- My dad and seven other friends/family members helped us move into our apartment here in Louisville. Many others helped us pack in Louisville.
- The Lord provided us an on-campus apartment six weeks earlier than we had expected. We thought we wouldn't know until mid-December, but we received confirmation the first week of November.
- Generous love gifts from our church family helped defray moving expenses. Our church in Illinois even paid for our moving truck.
- The week before we moved, Gretchen found out about a job opening at the campus bookstore. She applied online, got an interview for the day after our move, and found out two days later that she got the job!
- The Lord provided me a Friday and Saturday-only job at the little Italian restaurant we ate at on Valentine's Day. I saw a sign by the door advertising the position, gave them a call, and got an interview - only they thought they were interviewing an experienced waiter named Neal. Since I was there they hired me anyway. I think I got Neal's job some how - sorry Neal! The weekend-only job left my weekday study schedule undisturbed.
- Regular visits from friends and family kept us encouraged and feeling connected. It's a lot of fun to show people around your new town.
- The amazing worship, teaching, and friendships at Clifton Baptist Church provided encouragement and conviction at crucial moments.
Tuesday, May 08, 2007
Sunday, May 06, 2007

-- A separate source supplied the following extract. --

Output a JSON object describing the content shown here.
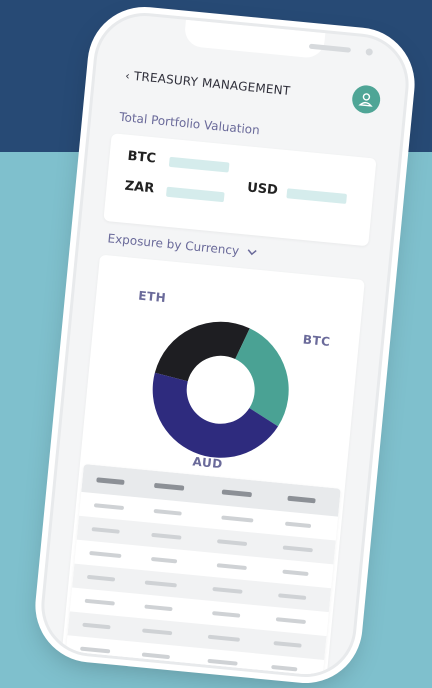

Francis Beckwith, associate professor of church-state studies at Baylor University and current president of the Evangelical Theological Society, has been received into the Roman Catholic Church, according to reports today.Beckwith also resigned as president of the ETS. Read Beckwith's own account of his journey back to Rome HERE. He says, in part:
The Evangelical Theological Society was founded as an academic professional organization for conservative Protestant scholars. The ETS doctrinal statement is, in its entirety: "The Bible alone, and the Bible in its entirety, is the Word of God written and is therefore inerrant in the autographs. God is a Trinity, Father, Son, and Holy Spirit, each an uncreated person, one in essence, equal in power and glory."

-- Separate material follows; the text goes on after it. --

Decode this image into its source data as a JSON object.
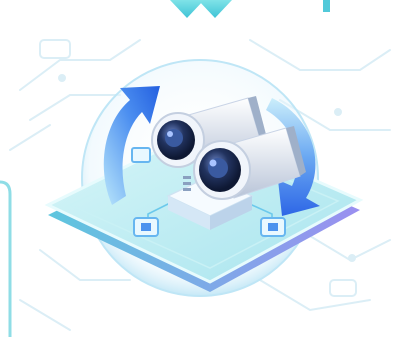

[B]ecause I had received the sacraments of Baptism, Communion, and Confirmation all before the age of 14, I need only go to confession, request forgiveness for my sins, ask to be received back into the Church, and receive absolution.It would seem that one thing Beckwith had to ask forgiveness for was believing in salvation by faith alone, apart from works. Sad. Notice that while he has resigned as an officer of the ETS, Beckwith intends to remain a member of the Society. Moore notes that there is at least one other Roman Catholic member of the Society. The ETS, as a body of Evangelical Protestant theologians, needs to expand its Doctrinal Basis to include a clear statement of justification by faith alone, worded in a way that excludes Roman Catholics from membership. The four Southern Baptists on the ETS Executive Committee ought to do everything in their power to begin this process. If the Society is unwilling to defend justification by faith alone, those members who cherish the true gospel ought to withdraw their membership.
Of course, this is the group that couldn't muster the votes to get rid of a heretic like Clark Pinnock.
UPDATE: Carl Trueman responds to the news of Beckwith's return to Catholicism.
UPDATE #2: Between Two Worlds links to a proposal to revise ETS doctrinal statement.